Start of Data for analysis

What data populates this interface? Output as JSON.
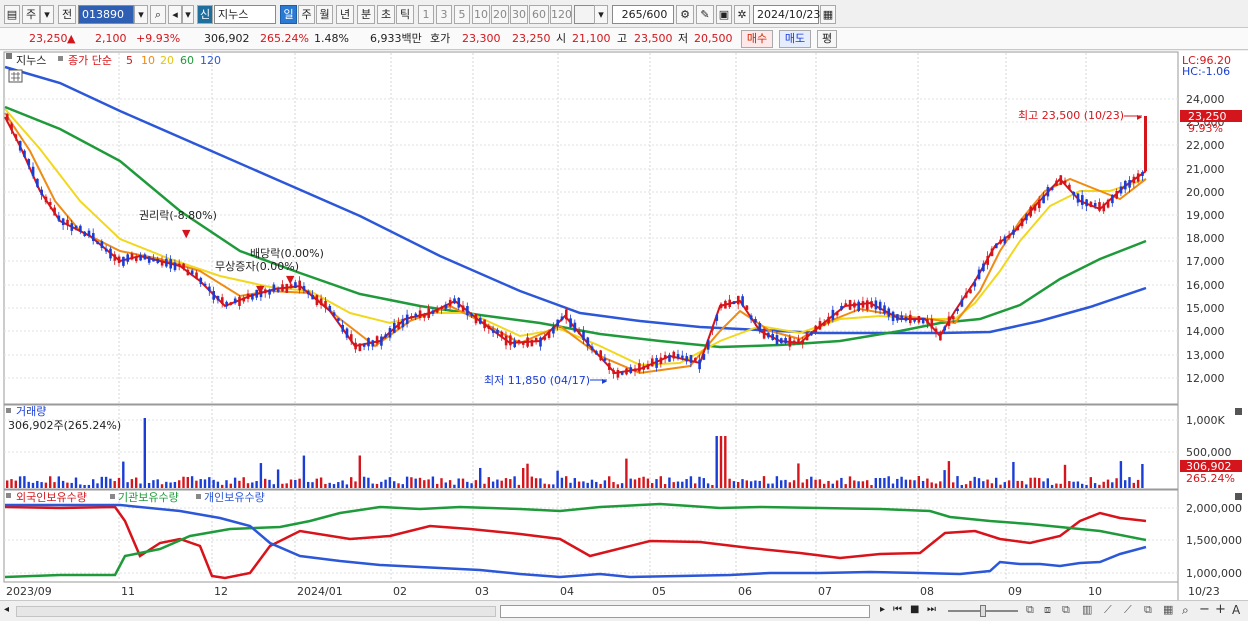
{
  "toolbar": {
    "market": "주",
    "type": "전",
    "code": "013890",
    "badge": "신",
    "name": "지누스",
    "periods": [
      "일",
      "주",
      "월",
      "년",
      "분",
      "초",
      "틱"
    ],
    "counts": [
      "1",
      "3",
      "5",
      "10",
      "20",
      "30",
      "60",
      "120"
    ],
    "range": "265",
    "range_total": "/600",
    "date": "2024/10/23"
  },
  "info": {
    "price": "23,250",
    "change": "2,100",
    "change_pct": "+9.93%",
    "volume": "306,902",
    "vol_ratio": "265.24%",
    "turnover": "1.48%",
    "amount": "6,933백만",
    "ask_label": "호가",
    "ask1": "23,300",
    "ask2": "23,250",
    "open_label": "시",
    "open": "21,100",
    "high_label": "고",
    "high": "23,500",
    "low_label": "저",
    "low": "20,500",
    "buy": "매수",
    "sell": "매도",
    "eval": "평"
  },
  "price_panel": {
    "name_tag": "지누스",
    "legend_prefix": "종가 단순",
    "ma": [
      {
        "label": "5",
        "color": "#d8131a"
      },
      {
        "label": "10",
        "color": "#f08a12"
      },
      {
        "label": "20",
        "color": "#f2d81c"
      },
      {
        "label": "60",
        "color": "#1f9a3a"
      },
      {
        "label": "120",
        "color": "#2b57d8"
      }
    ],
    "lc": "LC:96.20",
    "hc": "HC:-1.06",
    "y_ticks": [
      "24,000",
      "23,000",
      "22,000",
      "21,000",
      "20,000",
      "19,000",
      "18,000",
      "17,000",
      "16,000",
      "15,000",
      "14,000",
      "13,000",
      "12,000"
    ],
    "current_tag": "23,250",
    "current_pct": "9.93%",
    "annotations": {
      "high": "최고 23,500 (10/23)",
      "low": "최저 11,850 (04/17)",
      "rights": "권리락(-8.80%)",
      "bonus": "무상증자(0.00%)",
      "dividend": "배당락(0.00%)"
    }
  },
  "volume_panel": {
    "title": "거래량",
    "value": "306,902주(265.24%)",
    "y_ticks": [
      "1,000K",
      "500,000"
    ],
    "current_tag": "306,902",
    "current_pct": "265.24%"
  },
  "holdings_panel": {
    "legend": [
      "외국인보유수량",
      "기관보유수량",
      "개인보유수량"
    ],
    "y_ticks": [
      "2,000,000",
      "1,500,000",
      "1,000,000"
    ]
  },
  "x_axis": {
    "labels": [
      "2023/09",
      "11",
      "12",
      "2024/01",
      "02",
      "03",
      "04",
      "05",
      "06",
      "07",
      "08",
      "09",
      "10"
    ],
    "end_label": "10/23"
  },
  "colors": {
    "up": "#d4161c",
    "down": "#1a3dd6",
    "ma5": "#d8131a",
    "ma10": "#f08a12",
    "ma20": "#f2d81c",
    "ma60": "#1f9a3a",
    "ma120": "#2b57d8"
  }
}
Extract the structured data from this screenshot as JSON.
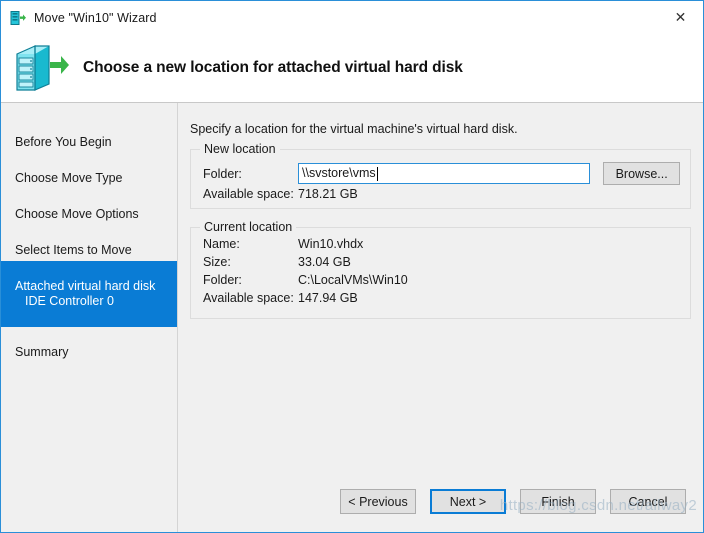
{
  "window": {
    "title": "Move \"Win10\" Wizard",
    "title_icon": "server-move-icon",
    "close_icon": "✕",
    "accent_color": "#0a7cd5",
    "border_color": "#2a8fd8",
    "body_color": "#f0f0f0"
  },
  "header": {
    "icon": "server-arrow-icon",
    "title": "Choose a new location for attached virtual hard disk"
  },
  "sidebar": {
    "items": [
      {
        "label": "Before You Begin",
        "sub": "",
        "selected": false
      },
      {
        "label": "Choose Move Type",
        "sub": "",
        "selected": false
      },
      {
        "label": "Choose Move Options",
        "sub": "",
        "selected": false
      },
      {
        "label": "Select Items to Move",
        "sub": "",
        "selected": false
      },
      {
        "label": "Attached virtual hard disk",
        "sub": "IDE Controller 0",
        "selected": true
      },
      {
        "label": "Summary",
        "sub": "",
        "selected": false
      }
    ]
  },
  "content": {
    "intro": "Specify a location for the virtual machine's virtual hard disk.",
    "new_location": {
      "legend": "New location",
      "folder_label": "Folder:",
      "folder_value": "\\\\svstore\\vms",
      "folder_placeholder": "",
      "browse_label": "Browse...",
      "available_label": "Available space:",
      "available_value": "718.21 GB"
    },
    "current_location": {
      "legend": "Current location",
      "rows": [
        {
          "label": "Name:",
          "value": "Win10.vhdx"
        },
        {
          "label": "Size:",
          "value": "33.04 GB"
        },
        {
          "label": "Folder:",
          "value": "C:\\LocalVMs\\Win10"
        },
        {
          "label": "Available space:",
          "value": "147.94 GB"
        }
      ]
    }
  },
  "footer": {
    "buttons": [
      {
        "label": "< Previous",
        "focused": false
      },
      {
        "label": "Next >",
        "focused": true
      },
      {
        "label": "Finish",
        "focused": false
      },
      {
        "label": "Cancel",
        "focused": false
      }
    ]
  },
  "watermark": {
    "text": "https://blog.csdn.net/allway2"
  }
}
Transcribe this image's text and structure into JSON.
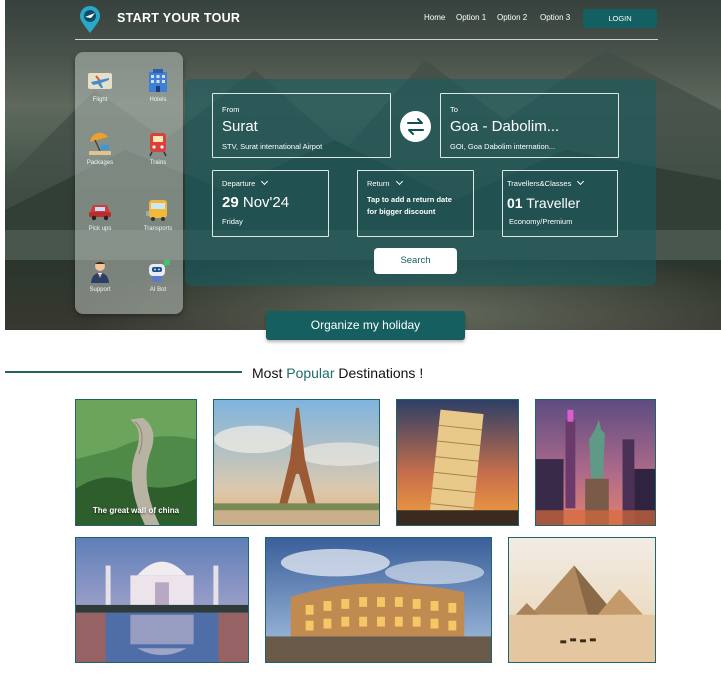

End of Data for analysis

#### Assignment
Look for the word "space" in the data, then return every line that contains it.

#### Solution
      "available_label": "Available space:",
          "label": "Available space:",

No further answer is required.